The state and many municipalities have relied on parks for affordable housing to justify a wide variety of public functions: rent controls, housing element mandates, uncompensated subsidies, infinite tenancy, and to prevent closures. The legislature has even tried to pass a bill to bar owners from their own common facilities!  It is sadly ‘government by faction,’ Madison’s feared result of ‘majoritarian rules’ government. Generally, ever-emboldened government invades private property with cavalier disregard for public policy.

The Court’s conservative majority has repudiated one formidable obstacle used by government (Penn Central) and vindicated important rights against forced intrusions on property rights.


A great victory. But the result should seem so obvious and natural. Are we surprised?  The surprise should be that defense of natural rights required intervention by SCOTUS.  That is startling. Good to see a bright line held up to the light, amid the caliginous darkness of our state capital’s mores and deceitful practices to stop park owners.

Of course, our mobilehome park industry has learned this lesson decades ago. Evidence? Has anyone ventured to build new mobilehome parks in the last 30 years? Res Ipsa Loquitur. But during this same time, how many dozens of parks have closed and disappeared?

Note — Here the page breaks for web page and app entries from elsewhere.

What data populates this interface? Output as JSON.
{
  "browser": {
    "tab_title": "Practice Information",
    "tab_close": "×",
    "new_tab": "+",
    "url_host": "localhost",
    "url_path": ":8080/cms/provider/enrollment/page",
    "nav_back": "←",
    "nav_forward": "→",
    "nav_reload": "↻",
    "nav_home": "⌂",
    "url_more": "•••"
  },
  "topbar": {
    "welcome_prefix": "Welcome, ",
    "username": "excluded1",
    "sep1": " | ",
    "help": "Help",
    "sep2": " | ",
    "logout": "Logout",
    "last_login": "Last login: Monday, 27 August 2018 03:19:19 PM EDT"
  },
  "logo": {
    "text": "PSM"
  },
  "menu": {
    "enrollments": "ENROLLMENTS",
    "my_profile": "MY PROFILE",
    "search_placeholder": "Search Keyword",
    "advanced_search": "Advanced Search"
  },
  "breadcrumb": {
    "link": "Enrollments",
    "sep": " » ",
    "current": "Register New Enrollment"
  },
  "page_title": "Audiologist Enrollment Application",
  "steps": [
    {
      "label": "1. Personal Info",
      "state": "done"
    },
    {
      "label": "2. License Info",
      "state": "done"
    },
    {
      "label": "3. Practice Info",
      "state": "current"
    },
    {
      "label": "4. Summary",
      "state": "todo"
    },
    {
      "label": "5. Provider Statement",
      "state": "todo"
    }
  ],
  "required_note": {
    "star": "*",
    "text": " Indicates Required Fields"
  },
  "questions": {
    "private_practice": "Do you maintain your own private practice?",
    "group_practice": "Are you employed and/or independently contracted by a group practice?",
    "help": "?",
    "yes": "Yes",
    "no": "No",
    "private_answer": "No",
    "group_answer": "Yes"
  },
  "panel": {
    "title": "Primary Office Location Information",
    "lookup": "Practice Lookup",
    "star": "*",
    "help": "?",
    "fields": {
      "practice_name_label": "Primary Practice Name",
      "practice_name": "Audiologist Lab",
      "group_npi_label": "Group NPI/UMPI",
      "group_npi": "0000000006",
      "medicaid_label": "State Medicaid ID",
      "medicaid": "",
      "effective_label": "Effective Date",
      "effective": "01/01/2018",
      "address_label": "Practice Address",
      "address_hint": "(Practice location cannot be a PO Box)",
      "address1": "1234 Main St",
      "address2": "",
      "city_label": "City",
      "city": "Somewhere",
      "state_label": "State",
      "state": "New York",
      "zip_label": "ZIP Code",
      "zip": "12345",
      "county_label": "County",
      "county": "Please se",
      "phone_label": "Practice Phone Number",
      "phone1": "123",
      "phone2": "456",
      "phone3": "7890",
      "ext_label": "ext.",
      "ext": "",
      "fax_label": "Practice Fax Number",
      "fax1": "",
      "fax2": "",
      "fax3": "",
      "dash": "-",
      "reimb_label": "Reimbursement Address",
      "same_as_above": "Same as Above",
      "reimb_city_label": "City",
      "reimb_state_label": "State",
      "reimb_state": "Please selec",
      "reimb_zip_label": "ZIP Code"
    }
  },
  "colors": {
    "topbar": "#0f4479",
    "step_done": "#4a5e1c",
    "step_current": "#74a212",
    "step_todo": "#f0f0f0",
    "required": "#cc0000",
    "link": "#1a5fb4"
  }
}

The California mobilehome population continues to diminish.

But there is a big difference between intruders establishing a foothold which is adverse to the owner’s enterprise–a labor union–and, the natural consequence of invited relationships, which begin to look like the possessory rights of tenancy–a consensual grant in perpetuity/indefinitely (Civil Code §798.55 (b), 798.56a, 798.73, 798.78). The term of mobilehome tenancy is statutory, out of the hands of the parties (despite purposeless lip service to 1-12 month rental agreement offers per Civil Code § 798.18). The Chief Justice makes reference to the expectant visits from public health and safety inspectors, intrusions grounded in protection of the public:

“The government may require property owners to cede a right of access as a condition of receiving certain benefits,” such as a license to operate a business . . . Or, for that matter, conditions for a permit to operate a mobilehome park.

This whole takings argument started back before Jean Hall in Santa Barbara. My firm was working with another in Westlake Village on rent control issues there. I was tasked with developing arguments against a proposed ordinance. So I diagramed the flow of money on a sale and developed the claim that vacancy control is a taking. The argument was brought to Jean Hall’s lawyer in Santa Barbara. The argument prevailed in District Court until, until reversed subsequently. I wrote a brief in the Oceanside rent control case where the appellate court also rejected the argument in 1982-1983.

Judge Bea of the Ninth Circuit says that “rent control” with vacancy control is not rent control, but a “wealth transfer” and not rent control at all, save for the few incumbents in possession at passage. Still, his opinion remains in the minority at this time. Yet, premiums are so clearly “key money” punishable by law in many jurisdictions. In New York, lofts cannot be sold at a profit–a felony. In some cities, accounting to excess price is required. So clear is it, that denial of the premium taking is more an act of political defiance than reasoned judicial temperament.

So this case may warm the embers. But there remains a wide distance between nonconsensual entry to organize workers (a taking), and marketing like crazy to fill spaces where we enthusiastically invite people in to create leasing relationships. It all comes back to the regulatory taking issue and whether more jurists like Judge Bea will bring clear thinking to the 9th circuit.